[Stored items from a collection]
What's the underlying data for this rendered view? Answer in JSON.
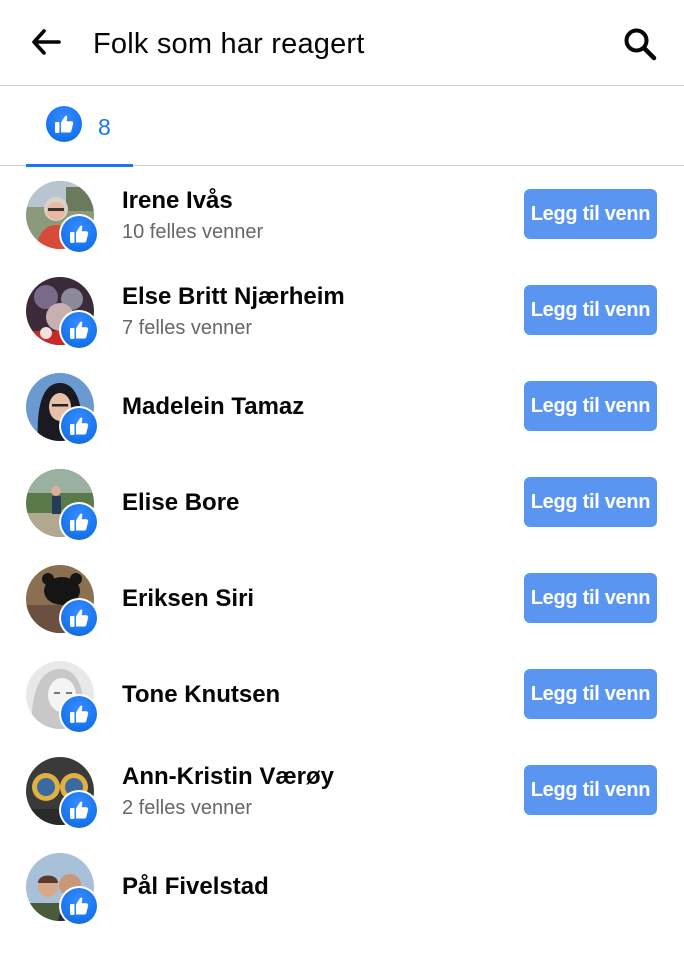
{
  "header": {
    "title": "Folk som har reagert"
  },
  "tabs": [
    {
      "reaction": "like-icon",
      "count": "8"
    }
  ],
  "add_friend_label": "Legg til venn",
  "colors": {
    "accent": "#1877f2",
    "button": "#5b95f2"
  },
  "people": [
    {
      "name": "Irene Ivås",
      "mutual": "10 felles venner",
      "has_button": true
    },
    {
      "name": "Else Britt Njærheim",
      "mutual": "7 felles venner",
      "has_button": true
    },
    {
      "name": "Madelein Tamaz",
      "mutual": "",
      "has_button": true
    },
    {
      "name": "Elise Bore",
      "mutual": "",
      "has_button": true
    },
    {
      "name": "Eriksen Siri",
      "mutual": "",
      "has_button": true
    },
    {
      "name": "Tone Knutsen",
      "mutual": "",
      "has_button": true
    },
    {
      "name": "Ann-Kristin Værøy",
      "mutual": "2 felles venner",
      "has_button": true
    },
    {
      "name": "Pål Fivelstad",
      "mutual": "",
      "has_button": false
    }
  ]
}
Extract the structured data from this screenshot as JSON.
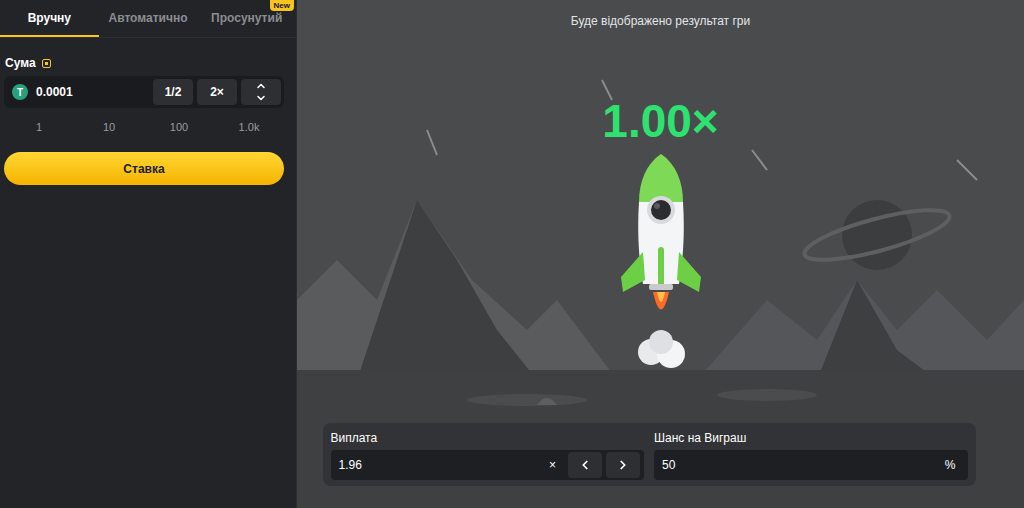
{
  "tabs": [
    {
      "label": "Вручну",
      "selected": true
    },
    {
      "label": "Автоматично",
      "selected": false
    },
    {
      "label": "Просунутий",
      "selected": false,
      "badge": "New"
    }
  ],
  "bet": {
    "label": "Сума",
    "currency_icon": "T",
    "amount": "0.0001",
    "half": "1/2",
    "double": "2×"
  },
  "quick_amounts": [
    "1",
    "10",
    "100",
    "1.0k"
  ],
  "action": "Ставка",
  "game": {
    "status": "Буде відображено результат гри",
    "multiplier": "1.00×"
  },
  "payout": {
    "label": "Виплата",
    "value": "1.96",
    "suffix": "×"
  },
  "chance": {
    "label": "Шанс на Виграш",
    "value": "50",
    "suffix": "%"
  }
}
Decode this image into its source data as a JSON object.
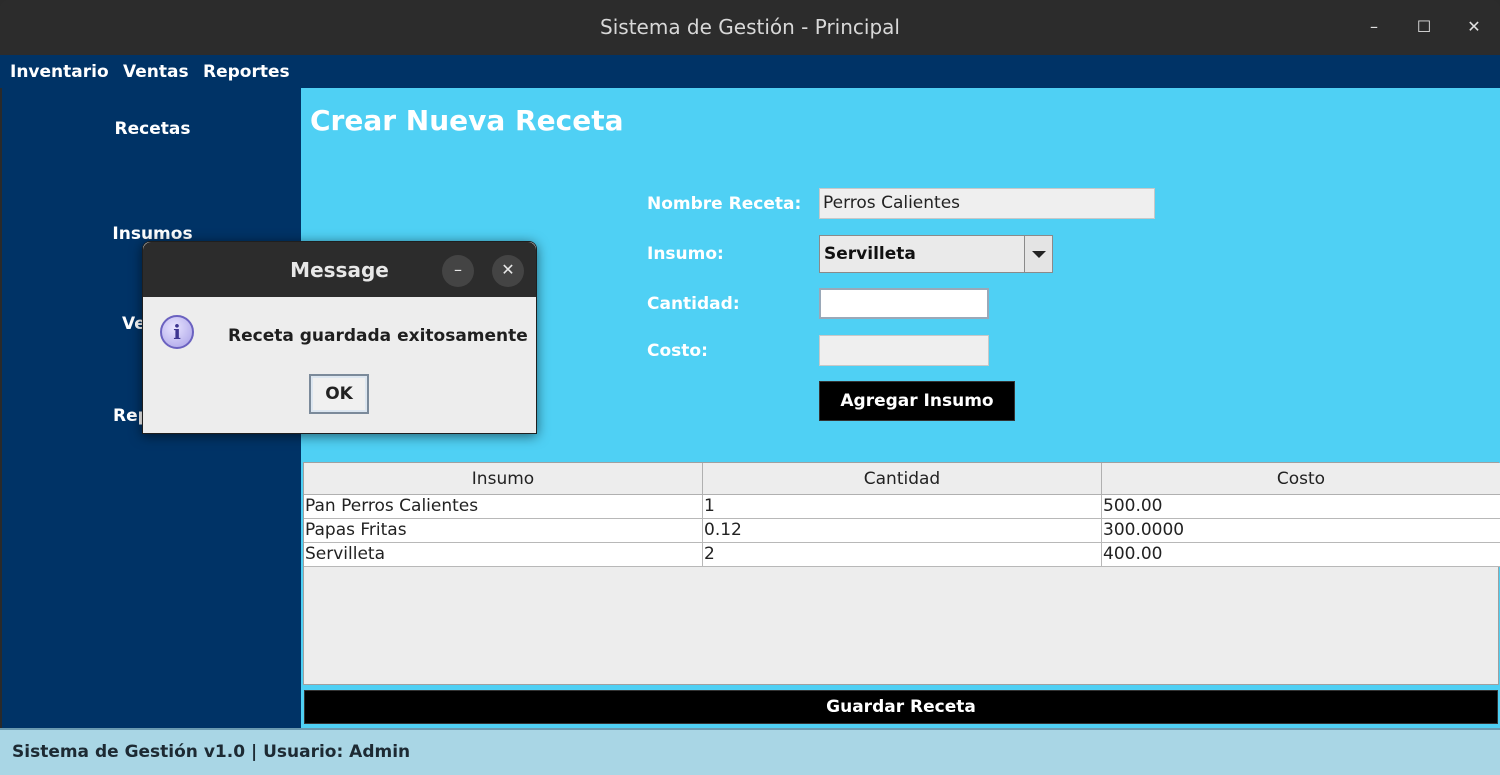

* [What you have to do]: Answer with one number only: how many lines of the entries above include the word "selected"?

* [Output of the task]: 3